GOAL OF THE EXERCISE:
Check each line of the data below for the word "placeholder". How many lines have it? Answer with the number alone.

RECORDS TO USE:
"""

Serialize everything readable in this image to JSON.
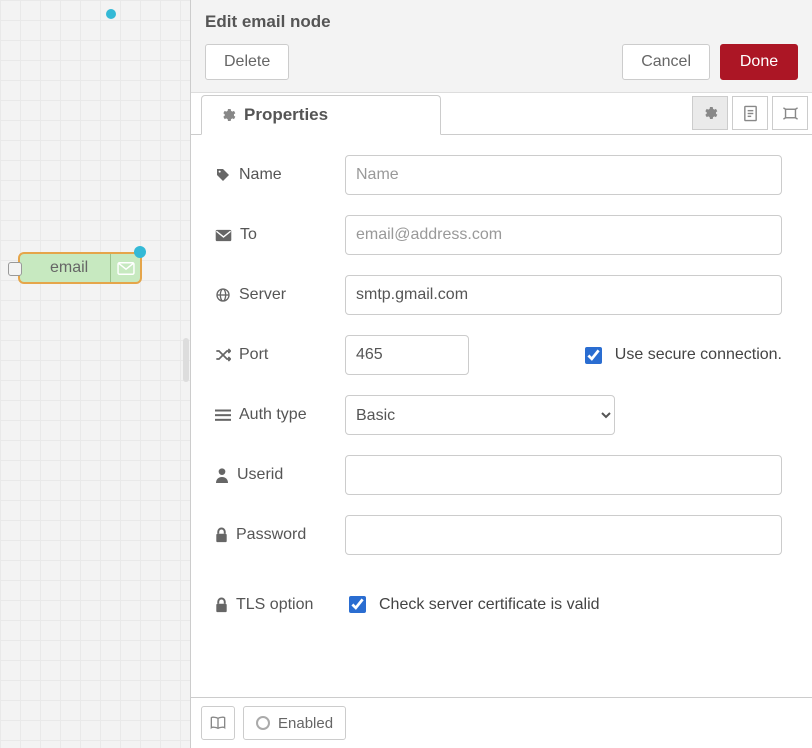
{
  "canvas": {
    "node_label": "email"
  },
  "panel": {
    "title": "Edit email node",
    "actions": {
      "delete": "Delete",
      "cancel": "Cancel",
      "done": "Done"
    },
    "tabs": {
      "properties": "Properties"
    }
  },
  "form": {
    "name": {
      "label": "Name",
      "placeholder": "Name",
      "value": ""
    },
    "to": {
      "label": "To",
      "placeholder": "email@address.com",
      "value": ""
    },
    "server": {
      "label": "Server",
      "value": "smtp.gmail.com"
    },
    "port": {
      "label": "Port",
      "value": "465"
    },
    "secure": {
      "label": "Use secure connection.",
      "checked": true
    },
    "authtype": {
      "label": "Auth type",
      "value": "Basic",
      "options": [
        "Basic"
      ]
    },
    "userid": {
      "label": "Userid",
      "value": ""
    },
    "password": {
      "label": "Password",
      "value": ""
    },
    "tls": {
      "label": "TLS option",
      "check_label": "Check server certificate is valid",
      "checked": true
    }
  },
  "footer": {
    "enabled_label": "Enabled"
  }
}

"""

RESULT BELOW:
2